■ Problem to solve
Whenever a line below holds the word "handle", copy that line.
Entries provided Start Marker
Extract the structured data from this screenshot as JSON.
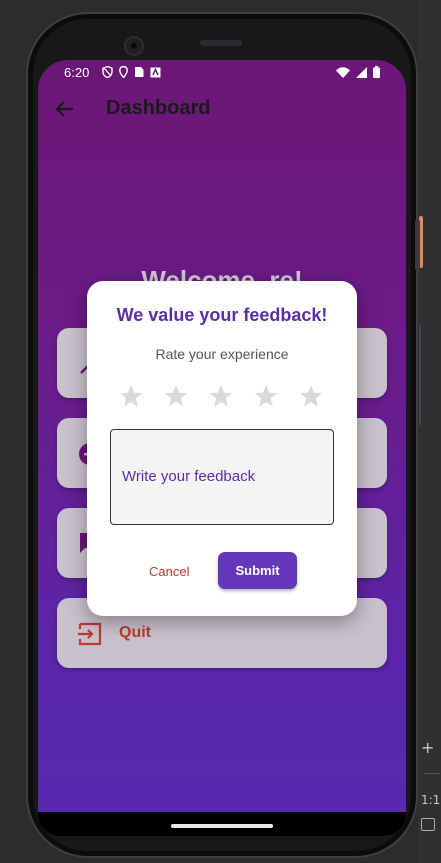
{
  "status_bar": {
    "time": "6:20",
    "left_icons": [
      "shield-icon",
      "location-icon",
      "sim-icon",
      "app-icon"
    ],
    "right_icons": [
      "wifi-icon",
      "signal-icon",
      "battery-icon"
    ]
  },
  "app_bar": {
    "title": "Dashboard",
    "back_icon": "arrow-back-icon"
  },
  "welcome_text": "Welcome, re!",
  "menu": [
    {
      "label": "",
      "icon": "magic-wand-icon"
    },
    {
      "label": "",
      "icon": "info-circle-icon"
    },
    {
      "label": "",
      "icon": "feedback-icon"
    },
    {
      "label": "Quit",
      "icon": "logout-icon",
      "color": "#c0392b"
    }
  ],
  "dialog": {
    "title": "We value your feedback!",
    "subtitle": "Rate your experience",
    "rating": 0,
    "max_rating": 5,
    "feedback_placeholder": "Write your feedback",
    "cancel_label": "Cancel",
    "submit_label": "Submit"
  },
  "emulator_sidebar": {
    "zoom_label": "1:1",
    "plus_label": "+"
  },
  "colors": {
    "accent": "#5b2ea6",
    "submit_button": "#6537b9",
    "cancel_text": "#c0392b",
    "background_top": "#6b1776",
    "background_bottom": "#5629b0",
    "star_empty": "#d9d9d9"
  }
}
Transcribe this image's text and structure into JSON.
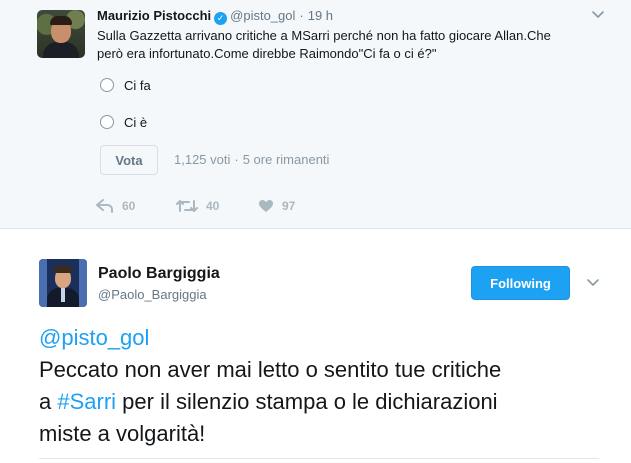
{
  "quoted_tweet": {
    "author_name": "Maurizio Pistocchi",
    "verified": true,
    "handle": "@pisto_gol",
    "separator": "·",
    "time": "19 h",
    "text_line1": "Sulla Gazzetta arrivano critiche a MSarri perché non ha fatto giocare Allan.Che",
    "text_line2": "però era infortunato.Come direbbe Raimondo\"Ci fa o ci é?\"",
    "poll": {
      "options": [
        "Ci fa",
        "Ci è"
      ],
      "vote_label": "Vota",
      "votes": "1,125 voti",
      "meta_separator": "·",
      "remaining": "5 ore rimanenti"
    },
    "actions": {
      "replies": "60",
      "retweets": "40",
      "likes": "97"
    }
  },
  "main_tweet": {
    "author_name": "Paolo Bargiggia",
    "handle": "@Paolo_Bargiggia",
    "follow_label": "Following",
    "mention": "@pisto_gol",
    "text_part1": "Peccato non aver mai letto o sentito tue critiche",
    "text_part2_prefix": "a ",
    "hashtag": "#Sarri",
    "text_part2_suffix": " per il silenzio stampa o le dichiarazioni",
    "text_part3": "miste a volgarità!"
  },
  "colors": {
    "accent": "#1da1f2",
    "muted": "#657786",
    "quoted_background": "#f5f8fa"
  },
  "icons": [
    "verified-badge-icon",
    "chevron-down-icon",
    "reply-icon",
    "retweet-icon",
    "heart-icon"
  ]
}
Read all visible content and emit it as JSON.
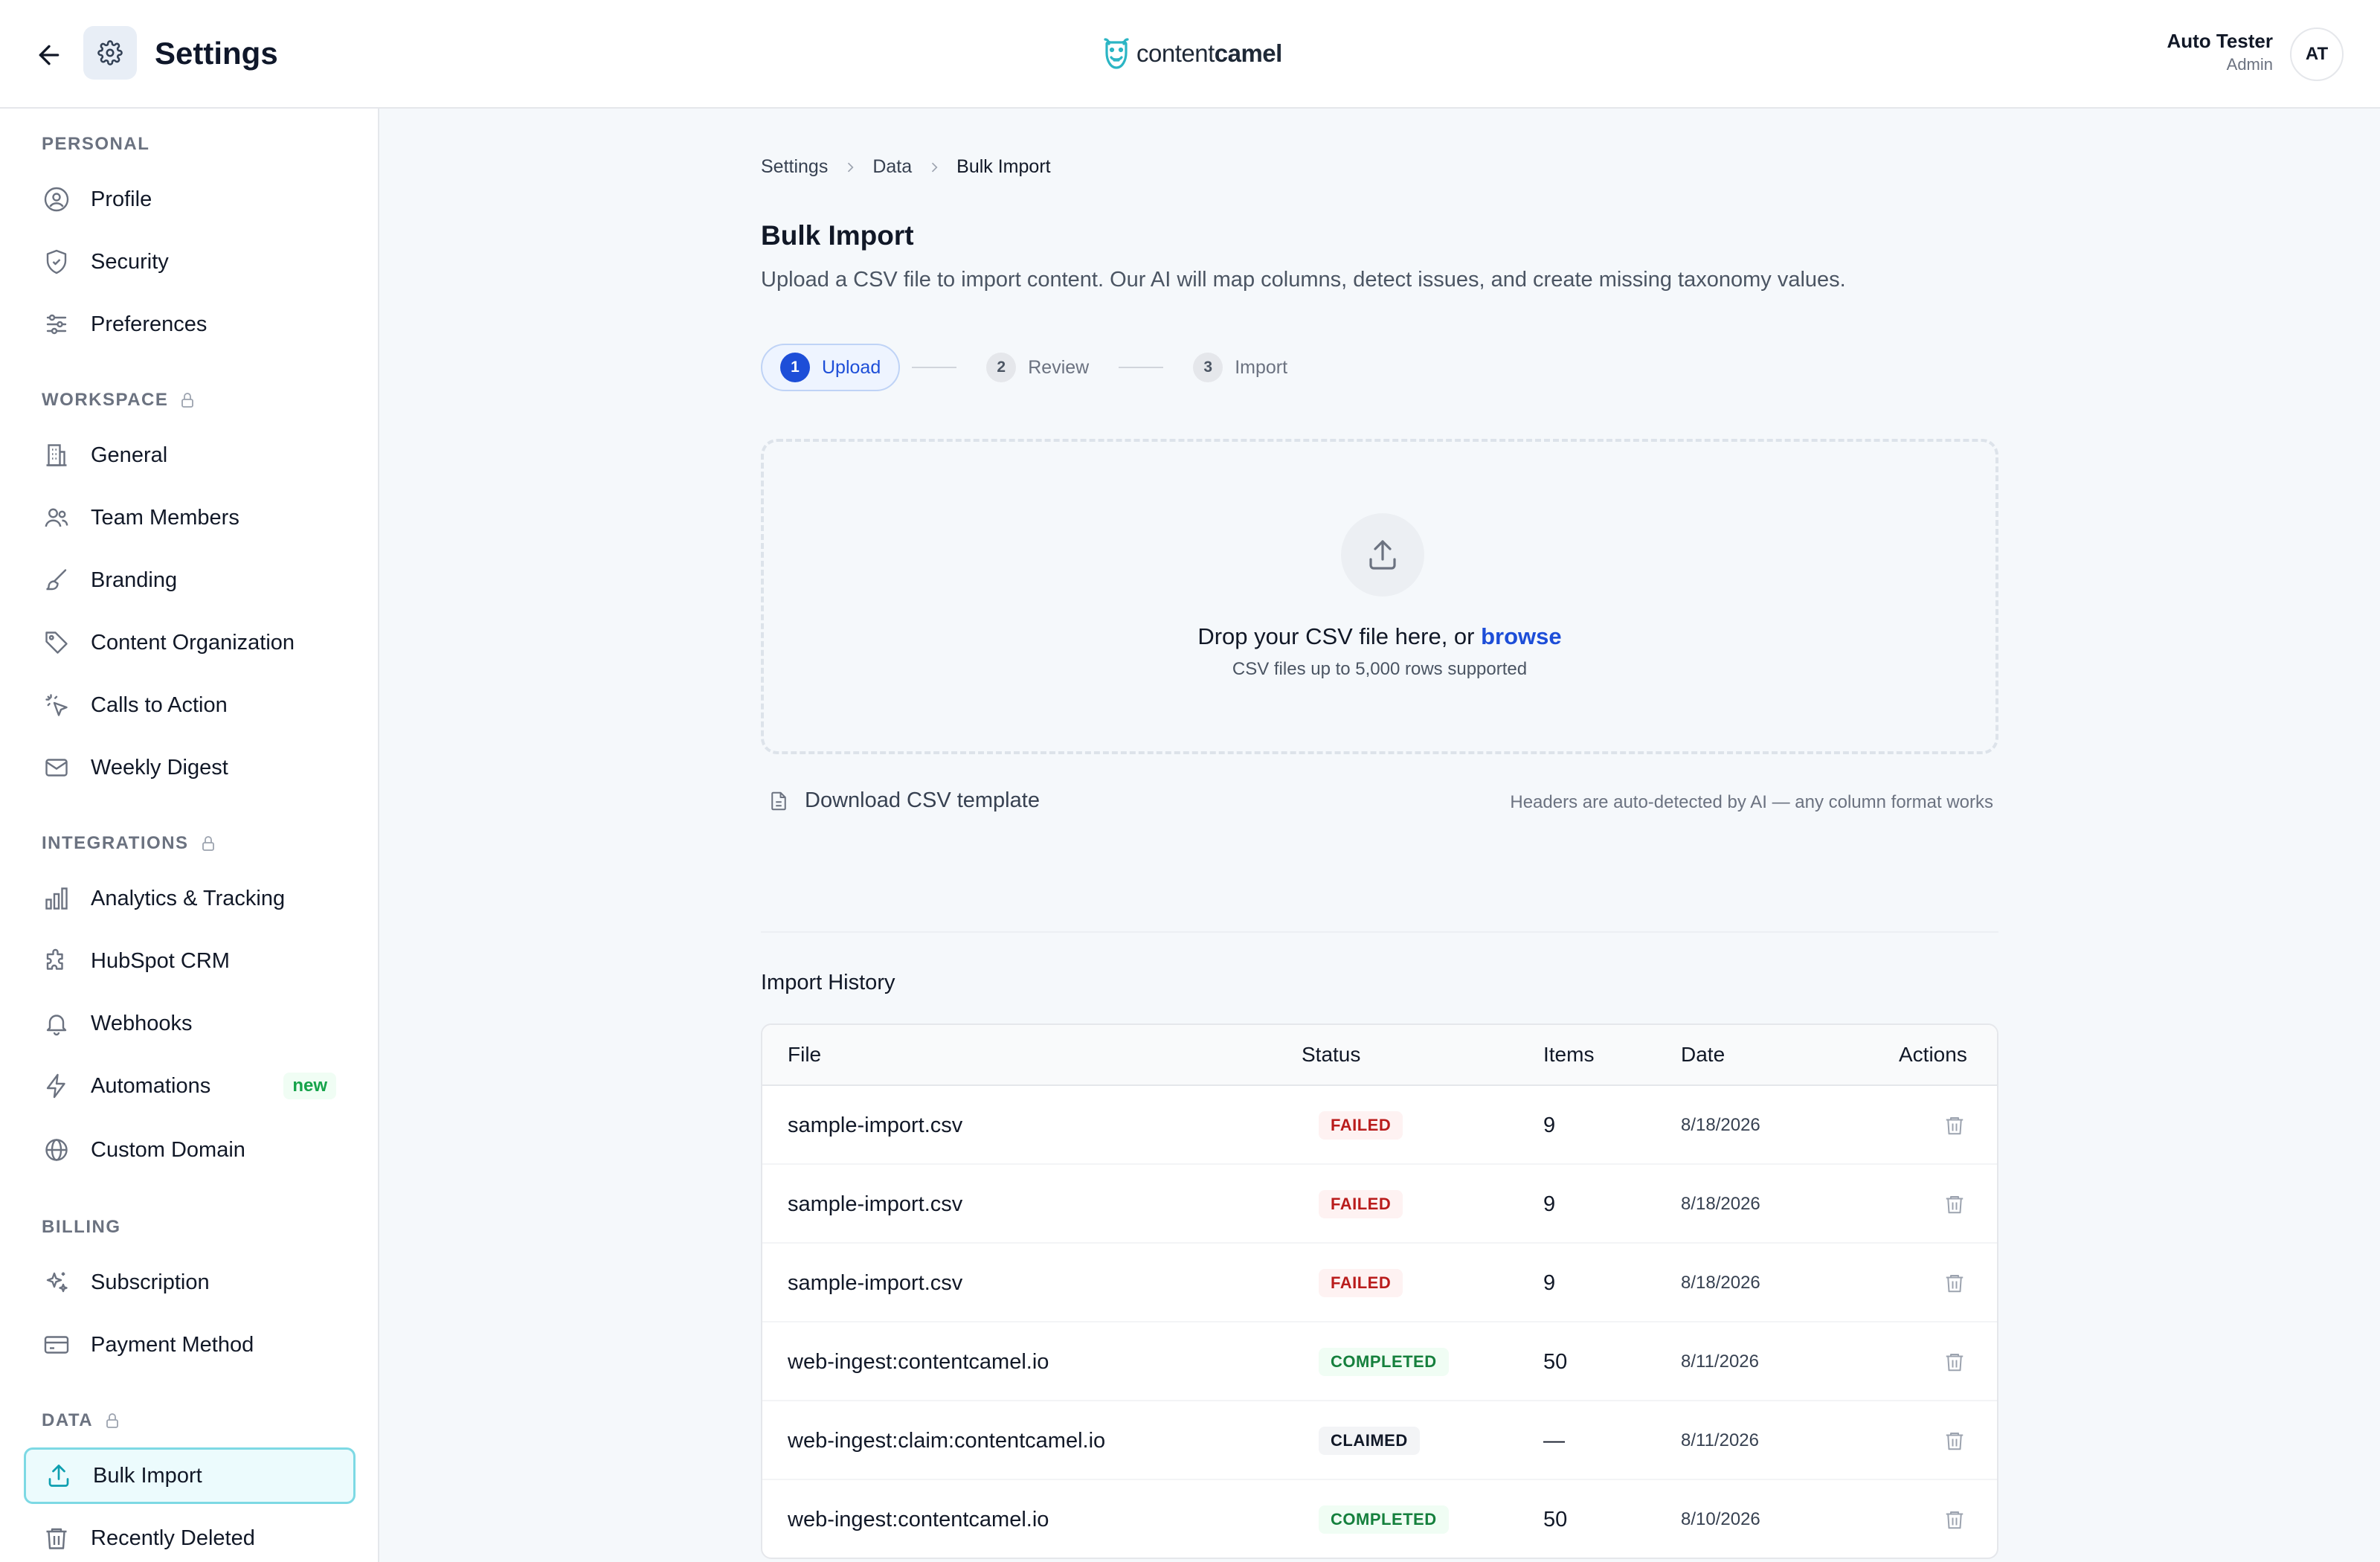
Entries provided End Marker
■ Finished task
    "handle": "@pisto_gol",
    "handle": "@Paolo_Bargiggia",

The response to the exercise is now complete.